## How to complete this task
The response should be an exact copy of the records, with the pictures removed.

[Records from a data source]
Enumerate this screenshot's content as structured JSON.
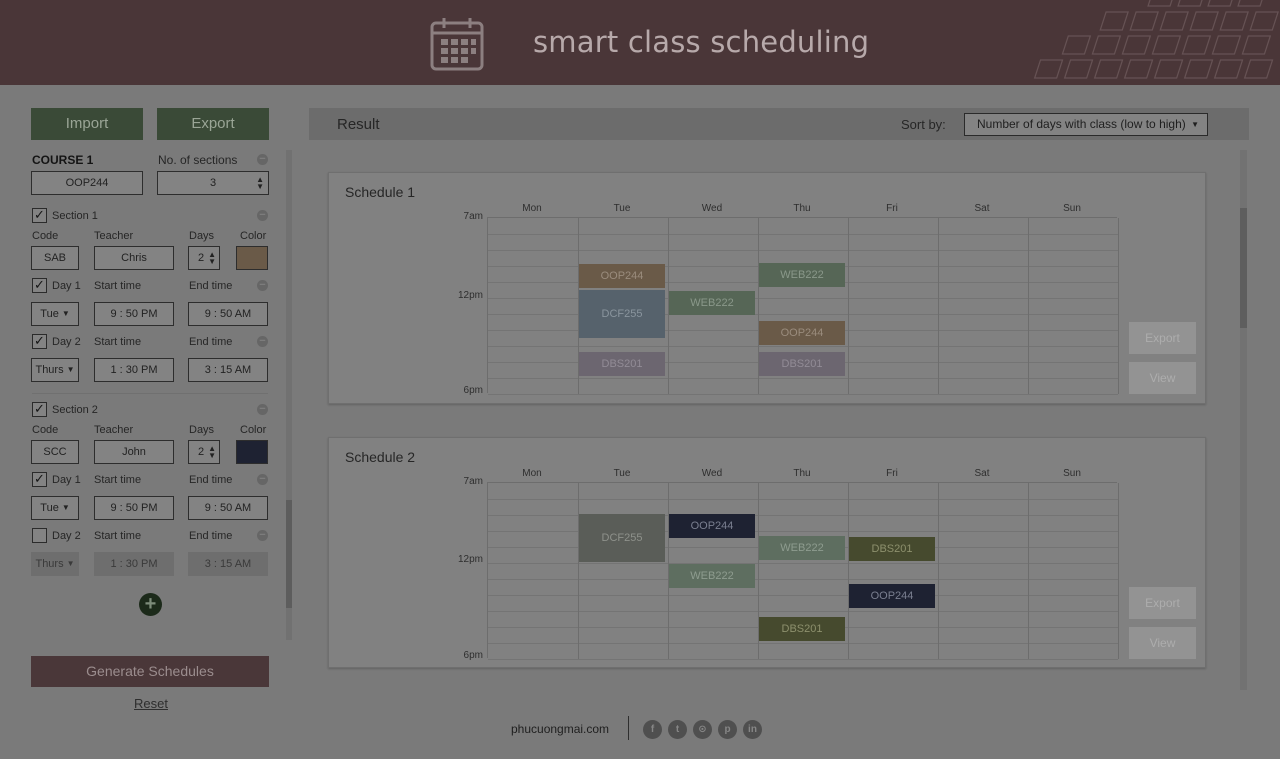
{
  "header": {
    "title": "smart class scheduling"
  },
  "sidebar": {
    "import_label": "Import",
    "export_label": "Export",
    "course": {
      "label": "COURSE 1",
      "sections_label": "No. of sections",
      "code": "OOP244",
      "sections": "3"
    },
    "section1": {
      "label": "Section 1",
      "code_label": "Code",
      "teacher_label": "Teacher",
      "days_label": "Days",
      "color_label": "Color",
      "code": "SAB",
      "teacher": "Chris",
      "days": "2",
      "color": "#6a5a48",
      "day1": {
        "label": "Day 1",
        "start_label": "Start time",
        "end_label": "End time",
        "day": "Tue",
        "start": "9 : 50 PM",
        "end": "9 : 50 AM"
      },
      "day2": {
        "label": "Day 2",
        "start_label": "Start time",
        "end_label": "End time",
        "day": "Thurs",
        "start": "1 : 30 PM",
        "end": "3 : 15 AM"
      }
    },
    "section2": {
      "label": "Section 2",
      "code_label": "Code",
      "teacher_label": "Teacher",
      "days_label": "Days",
      "color_label": "Color",
      "code": "SCC",
      "teacher": "John",
      "days": "2",
      "color": "#1e2232",
      "day1": {
        "label": "Day 1",
        "start_label": "Start time",
        "end_label": "End time",
        "day": "Tue",
        "start": "9 : 50 PM",
        "end": "9 : 50 AM"
      },
      "day2": {
        "label": "Day 2",
        "start_label": "Start time",
        "end_label": "End time",
        "day": "Thurs",
        "start": "1 : 30 PM",
        "end": "3 : 15 AM"
      }
    },
    "generate_label": "Generate Schedules",
    "reset_label": "Reset"
  },
  "result": {
    "title": "Result",
    "sort_label": "Sort by:",
    "sort_value": "Number of days with class (low to high)",
    "days": [
      "Mon",
      "Tue",
      "Wed",
      "Thu",
      "Fri",
      "Sat",
      "Sun"
    ],
    "time_labels": [
      "7am",
      "12pm",
      "6pm"
    ],
    "export_label": "Export",
    "view_label": "View",
    "schedules": [
      {
        "title": "Schedule 1",
        "events": [
          {
            "course": "OOP244",
            "day": "Tue",
            "color": "#6a5a48",
            "text_color": "#9a8c7d"
          },
          {
            "course": "DCF255",
            "day": "Tue",
            "color": "#56626c",
            "text_color": "#8a959e"
          },
          {
            "course": "DBS201",
            "day": "Tue",
            "color": "#6c6670",
            "text_color": "#928c96"
          },
          {
            "course": "WEB222",
            "day": "Wed",
            "color": "#566656",
            "text_color": "#8a988a"
          },
          {
            "course": "WEB222",
            "day": "Thu",
            "color": "#566656",
            "text_color": "#8a988a"
          },
          {
            "course": "OOP244",
            "day": "Thu",
            "color": "#6a5a48",
            "text_color": "#9a8c7d"
          },
          {
            "course": "DBS201",
            "day": "Thu",
            "color": "#6c6670",
            "text_color": "#928c96"
          }
        ]
      },
      {
        "title": "Schedule 2",
        "events": [
          {
            "course": "DCF255",
            "day": "Tue",
            "color": "#5a5d58",
            "text_color": "#8e918b"
          },
          {
            "course": "OOP244",
            "day": "Wed",
            "color": "#1e2232",
            "text_color": "#7a7f90"
          },
          {
            "course": "WEB222",
            "day": "Wed",
            "color": "#5e6e60",
            "text_color": "#8e9c8f"
          },
          {
            "course": "WEB222",
            "day": "Thu",
            "color": "#5e6e60",
            "text_color": "#8e9c8f"
          },
          {
            "course": "DBS201",
            "day": "Thu",
            "color": "#464a2e",
            "text_color": "#8d906d"
          },
          {
            "course": "DBS201",
            "day": "Fri",
            "color": "#464a2e",
            "text_color": "#8d906d"
          },
          {
            "course": "OOP244",
            "day": "Fri",
            "color": "#1e2232",
            "text_color": "#7a7f90"
          }
        ]
      }
    ]
  },
  "footer": {
    "site": "phucuongmai.com",
    "social": [
      "facebook-icon",
      "twitter-icon",
      "github-icon",
      "pinterest-icon",
      "linkedin-icon"
    ]
  }
}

## Written solution
Enumerate this screenshot's content as structured JSON.
{
  "header": {
    "title": "smart class scheduling"
  },
  "sidebar": {
    "import_label": "Import",
    "export_label": "Export",
    "course": {
      "label": "COURSE 1",
      "sections_label": "No. of sections",
      "code": "OOP244",
      "sections": "3"
    },
    "section1": {
      "label": "Section 1",
      "code_label": "Code",
      "teacher_label": "Teacher",
      "days_label": "Days",
      "color_label": "Color",
      "code": "SAB",
      "teacher": "Chris",
      "days": "2",
      "color": "#6a5a48",
      "day1": {
        "label": "Day 1",
        "start_label": "Start time",
        "end_label": "End time",
        "day": "Tue",
        "start": "9 : 50 PM",
        "end": "9 : 50 AM"
      },
      "day2": {
        "label": "Day 2",
        "start_label": "Start time",
        "end_label": "End time",
        "day": "Thurs",
        "start": "1 : 30 PM",
        "end": "3 : 15 AM"
      }
    },
    "section2": {
      "label": "Section 2",
      "code_label": "Code",
      "teacher_label": "Teacher",
      "days_label": "Days",
      "color_label": "Color",
      "code": "SCC",
      "teacher": "John",
      "days": "2",
      "color": "#1e2232",
      "day1": {
        "label": "Day 1",
        "start_label": "Start time",
        "end_label": "End time",
        "day": "Tue",
        "start": "9 : 50 PM",
        "end": "9 : 50 AM"
      },
      "day2": {
        "label": "Day 2",
        "start_label": "Start time",
        "end_label": "End time",
        "day": "Thurs",
        "start": "1 : 30 PM",
        "end": "3 : 15 AM"
      }
    },
    "generate_label": "Generate Schedules",
    "reset_label": "Reset"
  },
  "result": {
    "title": "Result",
    "sort_label": "Sort by:",
    "sort_value": "Number of days with class (low to high)",
    "days": [
      "Mon",
      "Tue",
      "Wed",
      "Thu",
      "Fri",
      "Sat",
      "Sun"
    ],
    "time_labels": [
      "7am",
      "12pm",
      "6pm"
    ],
    "export_label": "Export",
    "view_label": "View",
    "schedules": [
      {
        "title": "Schedule 1",
        "events": [
          {
            "course": "OOP244",
            "day": "Tue",
            "color": "#6a5a48",
            "text_color": "#9a8c7d"
          },
          {
            "course": "DCF255",
            "day": "Tue",
            "color": "#56626c",
            "text_color": "#8a959e"
          },
          {
            "course": "DBS201",
            "day": "Tue",
            "color": "#6c6670",
            "text_color": "#928c96"
          },
          {
            "course": "WEB222",
            "day": "Wed",
            "color": "#566656",
            "text_color": "#8a988a"
          },
          {
            "course": "WEB222",
            "day": "Thu",
            "color": "#566656",
            "text_color": "#8a988a"
          },
          {
            "course": "OOP244",
            "day": "Thu",
            "color": "#6a5a48",
            "text_color": "#9a8c7d"
          },
          {
            "course": "DBS201",
            "day": "Thu",
            "color": "#6c6670",
            "text_color": "#928c96"
          }
        ]
      },
      {
        "title": "Schedule 2",
        "events": [
          {
            "course": "DCF255",
            "day": "Tue",
            "color": "#5a5d58",
            "text_color": "#8e918b"
          },
          {
            "course": "OOP244",
            "day": "Wed",
            "color": "#1e2232",
            "text_color": "#7a7f90"
          },
          {
            "course": "WEB222",
            "day": "Wed",
            "color": "#5e6e60",
            "text_color": "#8e9c8f"
          },
          {
            "course": "WEB222",
            "day": "Thu",
            "color": "#5e6e60",
            "text_color": "#8e9c8f"
          },
          {
            "course": "DBS201",
            "day": "Thu",
            "color": "#464a2e",
            "text_color": "#8d906d"
          },
          {
            "course": "DBS201",
            "day": "Fri",
            "color": "#464a2e",
            "text_color": "#8d906d"
          },
          {
            "course": "OOP244",
            "day": "Fri",
            "color": "#1e2232",
            "text_color": "#7a7f90"
          }
        ]
      }
    ]
  },
  "footer": {
    "site": "phucuongmai.com",
    "social": [
      "facebook-icon",
      "twitter-icon",
      "github-icon",
      "pinterest-icon",
      "linkedin-icon"
    ]
  }
}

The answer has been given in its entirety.